By Jennifer Turgiss, Vice President, Behavior Science & Analytics, Johnson & Johnson Health and Wellness Solutions

Health and wellbeing are inextricably linked. Our health impacts our wellbeing, and our wellbeing impacts our health. While this link is understood and accepted, our current model of delivering health solutions, for employee or health plan member populations, may not be effectively addressing wellbeing. Employees and health plan members are best served when wellbeing solutions are made available to all individuals.
Wellbeing is a broad term with no current consensus on the definition. For the sake of clarity in this article, we will use an amalgamation of widely accepted constructs of subjective wellbeing. It is influenced by environmental, economic, social and psychological factors such as one’s perception of how life is going so far (life satisfaction) and how it has been going lately (positive/negative emotional experiences). Most importantly, wellbeing is measured against our own barometer; how we think or perceive it should be going. In other words, wellbeing is subjective.

Wellbeing is a state of being. It is always present and is highly dynamic. It fluctuates depending upon how we experience the many factors mentioned above. Wellbeing interacts with physical health, yet it is not dependent upon it. For example, an individual can be in excellent physical health and yet have low levels of wellbeing and vice versa; individuals with chronic health conditions can have high levels of wellbeing.

There is a substantial amount of high-quality, scientific evidence that helps us understand factors that influence wellbeing.[1],[2],[3] Some factors are not easy to modify by the individual such as personal safety at home and in one’s community, the economic consequences of being under- or non-employed, and being accepted by groups that matter to us. Other factors can be more easily modified: having a sense of purpose and meaning in life and living with alignment to that purpose, having vitality or the energy, having more positive than negative emotional experiences, experiencing new things, expressing creativity, having a sense of autonomy, developing mastery, having strong and meaningful personal relationships and having a sense of group belonging. We have learned from numerous studies that interventions designed to improve wellbeing can be highly effective, particularly if they improve factors that influence wellbeing. For example, in 2013 a meta-analysis of 39 randomized controlled studies (N=6,139) found that interventions that focus on building positive emotions increased subjective wellbeing.

Many population health initiatives that seek to improve health do not address wellbeing comprehensively.
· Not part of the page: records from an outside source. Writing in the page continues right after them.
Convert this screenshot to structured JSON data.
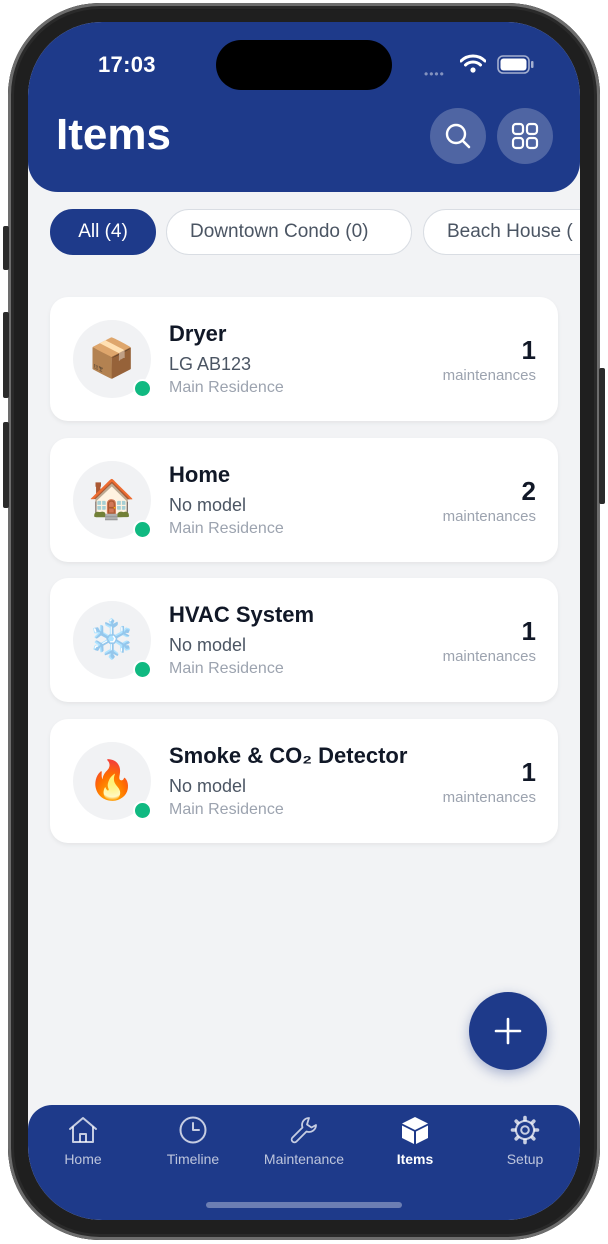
{
  "status_bar": {
    "time": "17:03",
    "signal": "••••"
  },
  "header": {
    "title": "Items"
  },
  "filters": [
    {
      "label": "All (4)",
      "active": true
    },
    {
      "label": "Downtown Condo (0)",
      "active": false
    },
    {
      "label": "Beach House (",
      "active": false
    }
  ],
  "items": [
    {
      "icon": "📦",
      "icon_name": "package-icon",
      "name": "Dryer",
      "model": "LG AB123",
      "location": "Main Residence",
      "count": "1",
      "count_label": "maintenances"
    },
    {
      "icon": "🏠",
      "icon_name": "house-icon",
      "name": "Home",
      "model": "No model",
      "location": "Main Residence",
      "count": "2",
      "count_label": "maintenances"
    },
    {
      "icon": "❄️",
      "icon_name": "snowflake-icon",
      "name": "HVAC System",
      "model": "No model",
      "location": "Main Residence",
      "count": "1",
      "count_label": "maintenances"
    },
    {
      "icon": "🔥",
      "icon_name": "fire-icon",
      "name": "Smoke & CO₂ Detector",
      "model": "No model",
      "location": "Main Residence",
      "count": "1",
      "count_label": "maintenances"
    }
  ],
  "tabs": [
    {
      "label": "Home",
      "icon": "home-icon",
      "active": false
    },
    {
      "label": "Timeline",
      "icon": "clock-icon",
      "active": false
    },
    {
      "label": "Maintenance",
      "icon": "wrench-icon",
      "active": false
    },
    {
      "label": "Items",
      "icon": "box-icon",
      "active": true
    },
    {
      "label": "Setup",
      "icon": "gear-icon",
      "active": false
    }
  ],
  "colors": {
    "primary": "#1e3a8a",
    "background": "#f2f3f5",
    "status_dot": "#10b981"
  }
}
A common practice in population health management is to classify individuals into low, moderate and high-health risk buckets. The information for classification is commonly obtained from a health risk assessment or from past health insurance claim activity, which identifies health factors such as smoking, high blood pressure, physical inactivity or existing health conditions. The high-risk group typically receives interventions that are relatively more intensive, and thus more expensive to administer. The moderate-risk group is often eligible for interventions designed to decrease risk factors or limit the addition of new risk factors over time. The low-risk group is provided ‘wellness solutions’ that encourage and support individuals to keep up the good work and keep their health risks low. This approach has been relatively successful with regards to managing near-term health care costs. However, ignoring wellbeing as a component of health that always exists is leaving an opportunity to improve health on the table. In addition to improved health, higher states of wellbeing contribute to higher productivity, performance, and engagement at work.

Wellbeing is not on the far-left end (the healthy end) on a continuum of health, rather it is a critical element of our health, that always exists, and can be improved upon, despite existing physical or mental health conditions. States of wellbeing can thrive or suffer due to the absence or presence of factors that influence wellbeing such as social connectedness or purpose and meaning in life. Lastly, wellbeing interventions are complementary to and can augment, the medical management of physical and mental health therapies.

Employees and health plan members are served best when wellbeing solutions are made available to all individuals in the population and not just to the targeted already well. All individuals regardless of existing physical or mental health conditions can experience the benefits of improved wellbeing. When more individuals have higher levels of wellbeing, improvements in population health will be realized.
With thanks to Raphaela O’Day, Ph.D., Shawn Mason, Ph.D., and Matt Miller, Ph.D., for their contribution to this point of view.

Jennifer leads teams that work at the intersection of health behavior change and data science. She helps to build digital health behavior change interventions targeted toward the individual user (the patient or the consumer) and the health care provider.

As an applied scientist and practitioner in population health management, she spent a decade creating, measuring and optimizing wearable technologies and digital solutions to improve health and wellbeing in the employer market. I hold two patents in this domain.

As a business executive, she worked in several health-related start-ups across the US, the UK, South Africa and Italy, where she learned to scale operations while adapting products and programs to meet the needs of the local cultures.